There’s another strong image that comes about halfway through the first episode, when a secretive resistance fighter, Joe Blake (Luke Kleintank), is stopped by a Nazi officer on his way to a town in the neutral zone, between the coasts, where he is meant to deliver information to the titular head of the resistance. As he’s stopped, he notices a flurry of what looks like grey snow, which the officer quickly informs him is ash, the byproduct of mass incinerations of the diseased, handicapped, and elderly at a nearby hospital. These seemingly passive, everyday horrors clearly proliferate in the likes of Frank, Juliana, and Joe, and their personal lives are impeded with these savage acts that are, ironically, meant to make the world more civilized.
When the show pauses to take in experiences like this, The Man in the High Castle proves both unnerving and intensely fascinating, but all too often, the series locks into the familiar steps of a spy narrative, everything somehow looping back around to reiterate narrative elements, or begin building to a yet-to-be-seen plot turn or climax. The show is too dramatically dry, too interested in talking about the world Dick created, to get at Dick’s more volatile political ideas and give the full sense of his sardonic perspective. Of course, the series is under no obligation to replicate the book’s tone, but as it stands, the series just comes off as a merely satisfying spy story that rarely gets more creative than its premise.
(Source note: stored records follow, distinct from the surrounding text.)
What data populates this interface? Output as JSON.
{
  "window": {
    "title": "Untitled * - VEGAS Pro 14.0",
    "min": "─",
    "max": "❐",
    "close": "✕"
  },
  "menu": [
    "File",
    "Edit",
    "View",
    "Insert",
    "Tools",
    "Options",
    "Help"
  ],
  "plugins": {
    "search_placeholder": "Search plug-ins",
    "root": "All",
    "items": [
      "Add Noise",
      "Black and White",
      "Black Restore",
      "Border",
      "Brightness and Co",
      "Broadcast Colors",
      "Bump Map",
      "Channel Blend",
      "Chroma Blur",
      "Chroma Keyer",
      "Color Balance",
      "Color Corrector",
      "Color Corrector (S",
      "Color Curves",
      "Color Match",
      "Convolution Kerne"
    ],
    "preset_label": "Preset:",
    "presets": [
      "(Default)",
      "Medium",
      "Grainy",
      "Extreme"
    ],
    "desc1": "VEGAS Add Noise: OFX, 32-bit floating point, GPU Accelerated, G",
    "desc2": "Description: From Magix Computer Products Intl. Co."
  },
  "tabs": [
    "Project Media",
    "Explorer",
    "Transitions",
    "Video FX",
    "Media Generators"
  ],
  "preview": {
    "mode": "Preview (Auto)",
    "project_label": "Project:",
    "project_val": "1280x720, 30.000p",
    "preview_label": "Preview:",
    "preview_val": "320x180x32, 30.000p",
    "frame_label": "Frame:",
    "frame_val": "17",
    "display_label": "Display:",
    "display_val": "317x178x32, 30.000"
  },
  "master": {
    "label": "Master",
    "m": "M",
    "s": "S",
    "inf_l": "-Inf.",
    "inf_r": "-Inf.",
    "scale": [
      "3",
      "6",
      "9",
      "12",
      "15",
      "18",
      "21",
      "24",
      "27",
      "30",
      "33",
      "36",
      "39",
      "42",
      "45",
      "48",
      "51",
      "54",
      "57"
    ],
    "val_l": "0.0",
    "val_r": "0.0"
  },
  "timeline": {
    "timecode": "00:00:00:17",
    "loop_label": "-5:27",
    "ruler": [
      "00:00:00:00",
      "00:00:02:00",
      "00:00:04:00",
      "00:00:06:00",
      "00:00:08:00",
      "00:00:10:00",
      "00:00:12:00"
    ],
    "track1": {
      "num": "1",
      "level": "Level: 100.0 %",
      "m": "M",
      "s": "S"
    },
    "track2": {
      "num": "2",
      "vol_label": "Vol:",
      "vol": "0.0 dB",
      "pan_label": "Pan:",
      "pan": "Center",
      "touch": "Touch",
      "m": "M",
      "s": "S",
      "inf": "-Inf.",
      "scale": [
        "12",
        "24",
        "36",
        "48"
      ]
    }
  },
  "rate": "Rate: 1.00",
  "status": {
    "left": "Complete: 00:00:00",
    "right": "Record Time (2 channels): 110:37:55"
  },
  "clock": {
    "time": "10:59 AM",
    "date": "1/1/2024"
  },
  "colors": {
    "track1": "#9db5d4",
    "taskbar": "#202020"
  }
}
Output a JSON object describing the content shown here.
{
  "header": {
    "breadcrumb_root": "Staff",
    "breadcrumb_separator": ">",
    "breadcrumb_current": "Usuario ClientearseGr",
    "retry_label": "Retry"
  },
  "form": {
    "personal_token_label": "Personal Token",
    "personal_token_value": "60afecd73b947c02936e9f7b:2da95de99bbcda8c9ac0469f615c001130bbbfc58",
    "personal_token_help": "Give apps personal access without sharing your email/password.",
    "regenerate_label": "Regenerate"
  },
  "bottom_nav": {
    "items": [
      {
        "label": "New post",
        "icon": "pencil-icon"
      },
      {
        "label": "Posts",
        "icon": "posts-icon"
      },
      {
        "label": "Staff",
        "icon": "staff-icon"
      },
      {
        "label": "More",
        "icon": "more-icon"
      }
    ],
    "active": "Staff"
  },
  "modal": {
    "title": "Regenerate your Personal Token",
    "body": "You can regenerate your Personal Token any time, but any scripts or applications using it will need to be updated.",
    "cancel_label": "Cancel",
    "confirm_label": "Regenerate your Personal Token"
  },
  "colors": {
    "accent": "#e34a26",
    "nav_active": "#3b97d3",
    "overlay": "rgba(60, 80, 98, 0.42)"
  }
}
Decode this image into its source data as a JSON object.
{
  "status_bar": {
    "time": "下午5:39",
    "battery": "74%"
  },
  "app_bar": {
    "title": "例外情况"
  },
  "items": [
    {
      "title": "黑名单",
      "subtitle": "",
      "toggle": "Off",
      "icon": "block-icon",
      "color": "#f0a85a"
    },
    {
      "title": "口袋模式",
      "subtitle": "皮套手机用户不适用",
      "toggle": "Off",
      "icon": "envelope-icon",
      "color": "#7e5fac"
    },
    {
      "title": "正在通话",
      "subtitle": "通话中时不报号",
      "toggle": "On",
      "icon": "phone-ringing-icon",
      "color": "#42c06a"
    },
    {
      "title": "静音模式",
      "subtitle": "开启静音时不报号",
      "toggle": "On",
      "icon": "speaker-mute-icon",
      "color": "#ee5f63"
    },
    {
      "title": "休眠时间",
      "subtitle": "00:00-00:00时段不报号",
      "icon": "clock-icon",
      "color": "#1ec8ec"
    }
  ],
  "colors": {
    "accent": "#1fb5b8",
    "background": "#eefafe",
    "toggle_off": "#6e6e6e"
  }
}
Indeed, Amazon’s latest series is quite engaging, but when it hints at the wild and insightful series that it could have been with a few more risks and a little less interest in the beats of the story, the dramatic limitations of Scott and Spotnitz’s vision become increasingly hard to ignore.
★★★ Good — Proceed with cautious optimism